Google snapped up Israel-founded Waze for about $1 billion two years ago, but now Google is entering the ridesharing business as Waze launches its “carpool-powered” RideWith app.
While RideWith may eventually offer other similar services some competition, the concept behind RideWith is different than that of Uber and Lyft. “We think Uber X and Lyft are services that work well. We ourselves use them all the time,” Waze said last week. Unlike Uber drivers who earn a profit, RideWith drivers will not earn a salary and each driver is limited to two trips a day – traveling to and returning home from work.
“We're conducting a small, private beta test in the greater Tel Aviv area for a carpool concept,” Waze told Reuters before adding that there will likely not be enough drivers at first. As more drivers join RideWith, the service will be unlocked “user by user when we believe we can provide quality service along your route.”
RideWith carpool by Waze is available on Google Play, but only for users in Israel. Waze said RideWith is currently available only as a limited trial during rush hour in Gush Dan region of Israel. You ask for a ride via the app and it “notifies you when a ride is found with a Waze commuter who drives in your direction.”
“RideWith will calculate the cost of gas and depreciation based on route mileage and suggest an amount,” but RideWith users can decide upon a different amount to “pitch in” to cover gas and wear and tear; a driver can accept or decline the rate and ride. Riders will be able to view their driver’s profile and view the vehicle in real time via the app as it approaches the rider for pick up. Riders are charged as soon as the ride is completed. Waze will reportedly receive 15% of what the driver earned.
An exclusive in Haaretz gave more details about how RideWith works:

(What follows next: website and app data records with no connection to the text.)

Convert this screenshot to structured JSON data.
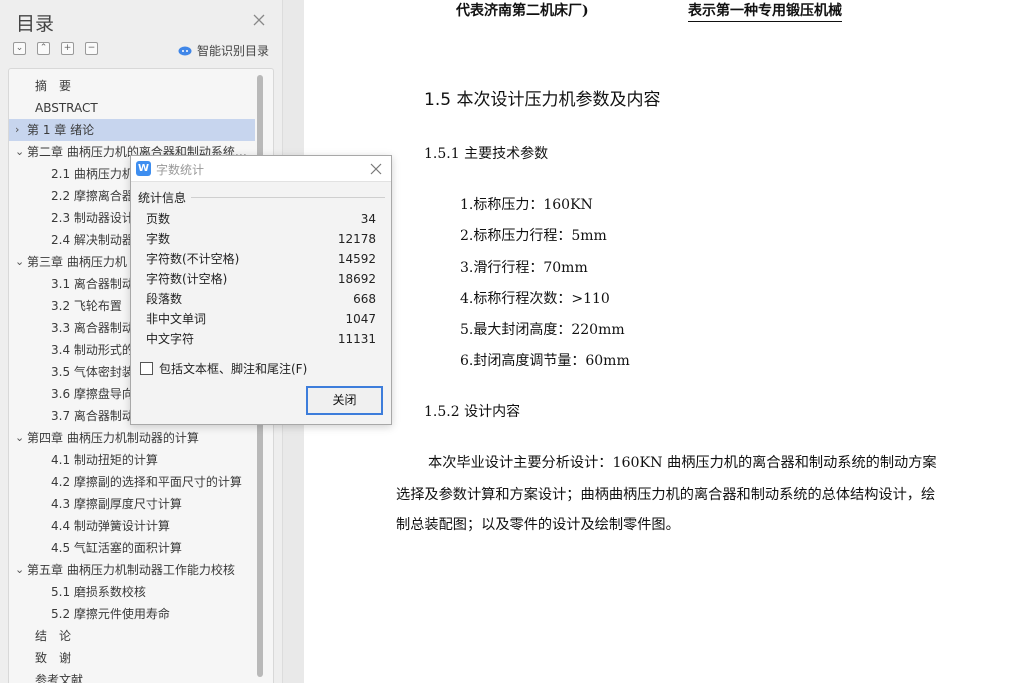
{
  "toc": {
    "title": "目录",
    "toolbar": {
      "collapse_all": "⌄",
      "expand_up": "⌃",
      "add": "+",
      "remove": "−",
      "smart_toc_label": "智能识别目录"
    },
    "items": [
      {
        "label": "摘　要",
        "level": 0,
        "arrow": ""
      },
      {
        "label": "ABSTRACT",
        "level": 0,
        "arrow": ""
      },
      {
        "label": "第 1 章  绪论",
        "level": 0,
        "arrow": "›",
        "selected": true
      },
      {
        "label": "第二章  曲柄压力机的离合器和制动系统的制动方案",
        "level": 0,
        "arrow": "⌄"
      },
      {
        "label": "2.1 曲柄压力机",
        "level": 1,
        "arrow": ""
      },
      {
        "label": "2.2  摩擦离合器",
        "level": 1,
        "arrow": ""
      },
      {
        "label": "2.3  制动器设计",
        "level": 1,
        "arrow": ""
      },
      {
        "label": "2.4  解决制动器",
        "level": 1,
        "arrow": ""
      },
      {
        "label": "第三章  曲柄压力机",
        "level": 0,
        "arrow": "⌄"
      },
      {
        "label": "3.1  离合器制动",
        "level": 1,
        "arrow": ""
      },
      {
        "label": "3.2  飞轮布置",
        "level": 1,
        "arrow": ""
      },
      {
        "label": "3.3  离合器制动",
        "level": 1,
        "arrow": ""
      },
      {
        "label": "3.4  制动形式的",
        "level": 1,
        "arrow": ""
      },
      {
        "label": "3.5  气体密封装",
        "level": 1,
        "arrow": ""
      },
      {
        "label": "3.6  摩擦盘导向",
        "level": 1,
        "arrow": ""
      },
      {
        "label": "3.7  离合器制动",
        "level": 1,
        "arrow": ""
      },
      {
        "label": "第四章  曲柄压力机制动器的计算",
        "level": 0,
        "arrow": "⌄"
      },
      {
        "label": "4.1  制动扭矩的计算",
        "level": 1,
        "arrow": ""
      },
      {
        "label": "4.2  摩擦副的选择和平面尺寸的计算",
        "level": 1,
        "arrow": ""
      },
      {
        "label": "4.3  摩擦副厚度尺寸计算",
        "level": 1,
        "arrow": ""
      },
      {
        "label": "4.4  制动弹簧设计计算",
        "level": 1,
        "arrow": ""
      },
      {
        "label": "4.5  气缸活塞的面积计算",
        "level": 1,
        "arrow": ""
      },
      {
        "label": "第五章  曲柄压力机制动器工作能力校核",
        "level": 0,
        "arrow": "⌄"
      },
      {
        "label": "5.1 磨损系数校核",
        "level": 1,
        "arrow": ""
      },
      {
        "label": "5.2  摩擦元件使用寿命",
        "level": 1,
        "arrow": ""
      },
      {
        "label": "结　论",
        "level": 0,
        "arrow": ""
      },
      {
        "label": "致　谢",
        "level": 0,
        "arrow": ""
      },
      {
        "label": "参考文献",
        "level": 0,
        "arrow": ""
      }
    ]
  },
  "document": {
    "continuation_left": "代表济南第二机床厂)",
    "continuation_right": "表示第一种专用锻压机械",
    "section_heading": "1.5 本次设计压力机参数及内容",
    "subsection_1": "1.5.1 主要技术参数",
    "params": [
      "1.标称压力：160KN",
      "2.标称压力行程：5mm",
      "3.滑行行程：70mm",
      "4.标称行程次数：>110",
      "5.最大封闭高度：220mm",
      "6.封闭高度调节量：60mm"
    ],
    "subsection_2": "1.5.2 设计内容",
    "paragraph_lines": [
      "本次毕业设计主要分析设计：160KN 曲柄压力机的离合器和制动系统的制动方案",
      "选择及参数计算和方案设计；曲柄曲柄压力机的离合器和制动系统的总体结构设计，绘",
      "制总装配图；以及零件的设计及绘制零件图。"
    ]
  },
  "word_count_dialog": {
    "logo_glyph": "W",
    "title": "字数统计",
    "section_label": "统计信息",
    "rows": [
      {
        "key": "页数",
        "value": "34"
      },
      {
        "key": "字数",
        "value": "12178"
      },
      {
        "key": "字符数(不计空格)",
        "value": "14592"
      },
      {
        "key": "字符数(计空格)",
        "value": "18692"
      },
      {
        "key": "段落数",
        "value": "668"
      },
      {
        "key": "非中文单词",
        "value": "1047"
      },
      {
        "key": "中文字符",
        "value": "11131"
      }
    ],
    "checkbox_label": "包括文本框、脚注和尾注(F)",
    "checkbox_checked": false,
    "close_button": "关闭"
  },
  "colors": {
    "selection": "#c7d5ee",
    "dialog_button_border": "#3d7ddb",
    "wps_logo": "#3e8ef0"
  }
}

Passengers who want to share a ride will have to enter the addresses of their homes and their workplaces and the times they wish to travel. The application will match them up with a driver who follows the required route at the desired times by means of Waze, which will send the relevant driver an alert asking whether he is willing to pick up passengers. The alert will be sent only to relevant drivers, whose route to work is known on Waze to overlap with the passenger’s. If indeed a driver is found who is prepared for the shared ride, the passenger who has requested the ride will receive prior confirmation. In addition, the passenger will be able to look at the driver’s route in advance and in real time.
The match will be made in a way that requires of the driver minimum deviation from his usual route. The driver and the passenger will be able to set up the ride in advance, so that the passenger will know, at least by the evening before, that the next morning he will not need his own car or public transportation. The ride home will be set up in a similar way. The driver and the passenger will be able to contact each other before the ride by means of the text messaging system in the application. To maintain the privacy of the sides, Google will not reveal their full communication information and they will be free to disclose their identity themselves. Google will ascertain, using the sides’ email addresses, that these are people who work in the same geographical area.
Waze has not escaped all criticism as cops have worried Waze speed trap warnings could be used by cop stalkers and police killers. Yet after the RideWith trials in Israel, it’s likely the service will come to the US. Who knows though as Google may cut out the driver altogether and launch a different app that utilizes rides provided by its driverless cars. For right now, however, RideWith is available for Androids with Google planning to eventually roll out the app for iPhones.